### Problem description
Read the lines below. Copy out any that hold the string "text".

### Data records
* * *
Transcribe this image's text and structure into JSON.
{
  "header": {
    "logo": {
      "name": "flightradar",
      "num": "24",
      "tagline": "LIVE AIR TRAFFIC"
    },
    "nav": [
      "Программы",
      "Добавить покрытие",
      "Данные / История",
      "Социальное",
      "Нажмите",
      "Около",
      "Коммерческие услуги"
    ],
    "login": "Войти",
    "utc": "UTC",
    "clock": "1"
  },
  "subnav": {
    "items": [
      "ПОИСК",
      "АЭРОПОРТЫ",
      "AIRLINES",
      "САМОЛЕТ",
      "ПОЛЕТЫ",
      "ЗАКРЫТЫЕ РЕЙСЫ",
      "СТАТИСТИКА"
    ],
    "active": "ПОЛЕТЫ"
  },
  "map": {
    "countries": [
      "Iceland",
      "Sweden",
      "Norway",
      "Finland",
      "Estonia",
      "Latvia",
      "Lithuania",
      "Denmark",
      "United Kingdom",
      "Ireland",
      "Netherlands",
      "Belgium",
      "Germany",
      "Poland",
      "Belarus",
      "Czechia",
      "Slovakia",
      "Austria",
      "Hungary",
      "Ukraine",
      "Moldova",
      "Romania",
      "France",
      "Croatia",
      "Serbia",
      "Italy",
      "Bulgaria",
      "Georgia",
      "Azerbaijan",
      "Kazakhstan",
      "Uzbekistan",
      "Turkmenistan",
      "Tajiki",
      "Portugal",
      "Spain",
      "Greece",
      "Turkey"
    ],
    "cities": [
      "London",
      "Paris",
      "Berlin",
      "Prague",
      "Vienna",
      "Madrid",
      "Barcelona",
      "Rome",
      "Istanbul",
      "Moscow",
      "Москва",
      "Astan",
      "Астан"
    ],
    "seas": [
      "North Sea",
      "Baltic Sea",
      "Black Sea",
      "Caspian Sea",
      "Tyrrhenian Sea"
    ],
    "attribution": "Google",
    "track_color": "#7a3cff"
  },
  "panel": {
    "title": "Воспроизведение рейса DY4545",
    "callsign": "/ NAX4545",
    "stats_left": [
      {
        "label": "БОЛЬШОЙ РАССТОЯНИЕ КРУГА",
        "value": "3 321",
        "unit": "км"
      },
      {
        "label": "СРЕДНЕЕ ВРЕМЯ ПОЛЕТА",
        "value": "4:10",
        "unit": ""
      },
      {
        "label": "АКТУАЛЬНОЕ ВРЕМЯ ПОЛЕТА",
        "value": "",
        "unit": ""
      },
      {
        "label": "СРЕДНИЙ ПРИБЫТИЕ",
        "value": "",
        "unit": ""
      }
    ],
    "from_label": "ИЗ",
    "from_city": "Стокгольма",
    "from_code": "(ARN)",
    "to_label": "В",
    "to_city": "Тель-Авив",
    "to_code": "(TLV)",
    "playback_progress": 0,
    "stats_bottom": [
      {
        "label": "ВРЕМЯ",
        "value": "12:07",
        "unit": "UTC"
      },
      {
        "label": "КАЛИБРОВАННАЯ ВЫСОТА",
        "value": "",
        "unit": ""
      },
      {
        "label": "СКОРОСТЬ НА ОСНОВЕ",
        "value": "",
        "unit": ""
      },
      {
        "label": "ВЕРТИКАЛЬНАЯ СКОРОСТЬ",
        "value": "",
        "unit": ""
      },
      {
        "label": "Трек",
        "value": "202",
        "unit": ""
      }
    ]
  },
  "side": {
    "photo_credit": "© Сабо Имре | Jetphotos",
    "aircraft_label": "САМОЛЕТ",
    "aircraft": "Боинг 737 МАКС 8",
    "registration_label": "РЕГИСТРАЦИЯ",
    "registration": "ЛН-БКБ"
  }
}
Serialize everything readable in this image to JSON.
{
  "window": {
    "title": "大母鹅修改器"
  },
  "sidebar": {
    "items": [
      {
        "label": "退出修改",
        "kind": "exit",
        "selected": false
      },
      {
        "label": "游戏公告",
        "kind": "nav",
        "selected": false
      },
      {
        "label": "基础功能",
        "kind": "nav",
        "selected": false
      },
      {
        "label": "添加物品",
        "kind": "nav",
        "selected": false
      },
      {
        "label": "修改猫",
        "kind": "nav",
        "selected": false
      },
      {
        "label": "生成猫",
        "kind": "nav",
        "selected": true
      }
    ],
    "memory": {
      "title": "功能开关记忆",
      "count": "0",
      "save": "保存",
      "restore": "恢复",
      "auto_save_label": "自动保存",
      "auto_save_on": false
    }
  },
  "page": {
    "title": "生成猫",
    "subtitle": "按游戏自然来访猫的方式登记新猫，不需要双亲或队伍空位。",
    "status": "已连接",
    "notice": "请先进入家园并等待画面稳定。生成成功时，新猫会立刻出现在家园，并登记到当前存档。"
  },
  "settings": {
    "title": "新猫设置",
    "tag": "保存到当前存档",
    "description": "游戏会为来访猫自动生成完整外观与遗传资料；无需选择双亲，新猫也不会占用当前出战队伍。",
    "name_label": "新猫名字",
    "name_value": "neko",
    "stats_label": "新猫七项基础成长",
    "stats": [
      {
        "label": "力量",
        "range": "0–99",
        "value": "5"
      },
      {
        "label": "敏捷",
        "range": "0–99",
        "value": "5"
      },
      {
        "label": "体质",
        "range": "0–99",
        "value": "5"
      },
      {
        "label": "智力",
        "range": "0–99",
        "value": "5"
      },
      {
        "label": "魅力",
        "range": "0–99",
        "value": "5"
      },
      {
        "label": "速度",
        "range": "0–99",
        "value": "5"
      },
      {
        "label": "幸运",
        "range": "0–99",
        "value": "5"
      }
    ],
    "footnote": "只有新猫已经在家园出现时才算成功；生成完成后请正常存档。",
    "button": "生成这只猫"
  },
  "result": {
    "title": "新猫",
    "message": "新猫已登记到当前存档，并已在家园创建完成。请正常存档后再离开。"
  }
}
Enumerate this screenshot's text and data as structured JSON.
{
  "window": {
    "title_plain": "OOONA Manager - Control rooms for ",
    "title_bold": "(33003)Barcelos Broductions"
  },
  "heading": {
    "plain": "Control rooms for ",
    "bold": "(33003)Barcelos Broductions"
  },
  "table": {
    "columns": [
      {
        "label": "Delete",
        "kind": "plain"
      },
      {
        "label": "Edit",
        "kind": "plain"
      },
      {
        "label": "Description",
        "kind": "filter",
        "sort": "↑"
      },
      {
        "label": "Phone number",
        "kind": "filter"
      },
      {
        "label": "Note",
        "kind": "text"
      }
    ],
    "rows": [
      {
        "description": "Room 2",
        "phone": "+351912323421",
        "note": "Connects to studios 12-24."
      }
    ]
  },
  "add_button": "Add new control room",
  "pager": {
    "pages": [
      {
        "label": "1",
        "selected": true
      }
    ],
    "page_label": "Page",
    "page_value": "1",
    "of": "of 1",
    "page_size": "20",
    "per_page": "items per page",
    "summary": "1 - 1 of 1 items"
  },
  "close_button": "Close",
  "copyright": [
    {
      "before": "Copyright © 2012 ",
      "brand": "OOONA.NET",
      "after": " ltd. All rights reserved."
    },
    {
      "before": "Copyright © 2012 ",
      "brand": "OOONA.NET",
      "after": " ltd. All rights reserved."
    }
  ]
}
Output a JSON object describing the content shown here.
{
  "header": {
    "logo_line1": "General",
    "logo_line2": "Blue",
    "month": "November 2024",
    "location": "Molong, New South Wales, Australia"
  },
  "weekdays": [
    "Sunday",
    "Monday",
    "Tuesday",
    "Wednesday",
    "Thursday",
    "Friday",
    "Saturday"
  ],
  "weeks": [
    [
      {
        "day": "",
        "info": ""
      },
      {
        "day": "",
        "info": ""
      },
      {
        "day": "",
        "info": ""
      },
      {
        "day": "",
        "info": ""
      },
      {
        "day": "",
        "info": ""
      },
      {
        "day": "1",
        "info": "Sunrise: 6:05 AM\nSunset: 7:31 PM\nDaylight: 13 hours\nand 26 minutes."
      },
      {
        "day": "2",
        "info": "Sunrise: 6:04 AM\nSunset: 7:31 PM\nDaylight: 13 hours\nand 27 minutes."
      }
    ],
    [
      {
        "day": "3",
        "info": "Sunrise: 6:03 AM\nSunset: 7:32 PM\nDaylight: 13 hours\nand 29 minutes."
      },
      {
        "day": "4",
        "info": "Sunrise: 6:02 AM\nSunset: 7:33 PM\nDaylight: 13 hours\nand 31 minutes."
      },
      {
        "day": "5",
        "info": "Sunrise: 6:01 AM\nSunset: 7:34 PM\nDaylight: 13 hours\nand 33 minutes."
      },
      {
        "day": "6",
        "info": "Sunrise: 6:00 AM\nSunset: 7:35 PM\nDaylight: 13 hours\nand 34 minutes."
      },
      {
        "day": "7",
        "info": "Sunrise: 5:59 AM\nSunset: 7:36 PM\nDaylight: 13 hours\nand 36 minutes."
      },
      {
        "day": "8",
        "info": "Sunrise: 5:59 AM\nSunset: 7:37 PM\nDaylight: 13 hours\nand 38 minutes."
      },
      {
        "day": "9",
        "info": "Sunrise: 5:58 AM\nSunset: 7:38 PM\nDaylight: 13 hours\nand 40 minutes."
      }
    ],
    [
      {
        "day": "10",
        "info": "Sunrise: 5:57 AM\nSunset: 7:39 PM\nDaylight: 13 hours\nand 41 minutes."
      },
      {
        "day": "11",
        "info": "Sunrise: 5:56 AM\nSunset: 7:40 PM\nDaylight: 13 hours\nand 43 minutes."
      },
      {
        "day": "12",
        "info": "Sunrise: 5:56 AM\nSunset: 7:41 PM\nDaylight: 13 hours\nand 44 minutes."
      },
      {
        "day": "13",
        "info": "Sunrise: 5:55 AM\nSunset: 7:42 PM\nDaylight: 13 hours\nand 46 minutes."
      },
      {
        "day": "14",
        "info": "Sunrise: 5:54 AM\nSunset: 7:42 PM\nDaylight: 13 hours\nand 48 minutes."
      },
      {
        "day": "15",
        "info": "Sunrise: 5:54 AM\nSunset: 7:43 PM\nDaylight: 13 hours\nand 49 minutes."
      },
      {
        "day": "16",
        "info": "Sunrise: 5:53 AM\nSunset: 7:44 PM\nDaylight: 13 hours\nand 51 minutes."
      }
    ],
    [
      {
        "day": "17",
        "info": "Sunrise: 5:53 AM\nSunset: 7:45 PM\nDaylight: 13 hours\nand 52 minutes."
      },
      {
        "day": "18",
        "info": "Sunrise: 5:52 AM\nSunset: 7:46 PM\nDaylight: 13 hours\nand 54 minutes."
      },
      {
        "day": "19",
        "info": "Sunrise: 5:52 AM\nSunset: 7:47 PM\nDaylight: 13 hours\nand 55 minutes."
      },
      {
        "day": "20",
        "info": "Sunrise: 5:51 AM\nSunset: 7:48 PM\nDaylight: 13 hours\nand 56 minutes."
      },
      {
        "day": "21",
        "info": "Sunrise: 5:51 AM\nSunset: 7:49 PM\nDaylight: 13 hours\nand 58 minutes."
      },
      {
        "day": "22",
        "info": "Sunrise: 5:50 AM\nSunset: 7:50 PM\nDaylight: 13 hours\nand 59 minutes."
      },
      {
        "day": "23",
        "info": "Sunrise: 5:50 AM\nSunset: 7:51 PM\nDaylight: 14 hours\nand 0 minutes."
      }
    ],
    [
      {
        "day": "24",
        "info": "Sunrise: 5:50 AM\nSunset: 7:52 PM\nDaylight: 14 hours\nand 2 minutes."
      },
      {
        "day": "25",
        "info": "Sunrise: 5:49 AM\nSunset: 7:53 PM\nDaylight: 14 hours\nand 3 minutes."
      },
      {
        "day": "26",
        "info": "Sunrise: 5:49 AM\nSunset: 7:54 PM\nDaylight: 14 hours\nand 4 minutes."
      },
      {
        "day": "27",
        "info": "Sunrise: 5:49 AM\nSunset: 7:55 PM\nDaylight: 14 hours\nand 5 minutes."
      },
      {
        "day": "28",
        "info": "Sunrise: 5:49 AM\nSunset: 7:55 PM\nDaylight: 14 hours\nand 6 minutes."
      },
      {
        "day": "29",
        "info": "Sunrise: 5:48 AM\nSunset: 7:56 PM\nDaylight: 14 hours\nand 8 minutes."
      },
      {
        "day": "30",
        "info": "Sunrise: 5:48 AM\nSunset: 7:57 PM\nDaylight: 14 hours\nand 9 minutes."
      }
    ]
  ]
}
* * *
### Answer for this exercise
Transcribe this image's text and structure into JSON.
Enumerate this screenshot's text and data as structured JSON.
        "kind": "text"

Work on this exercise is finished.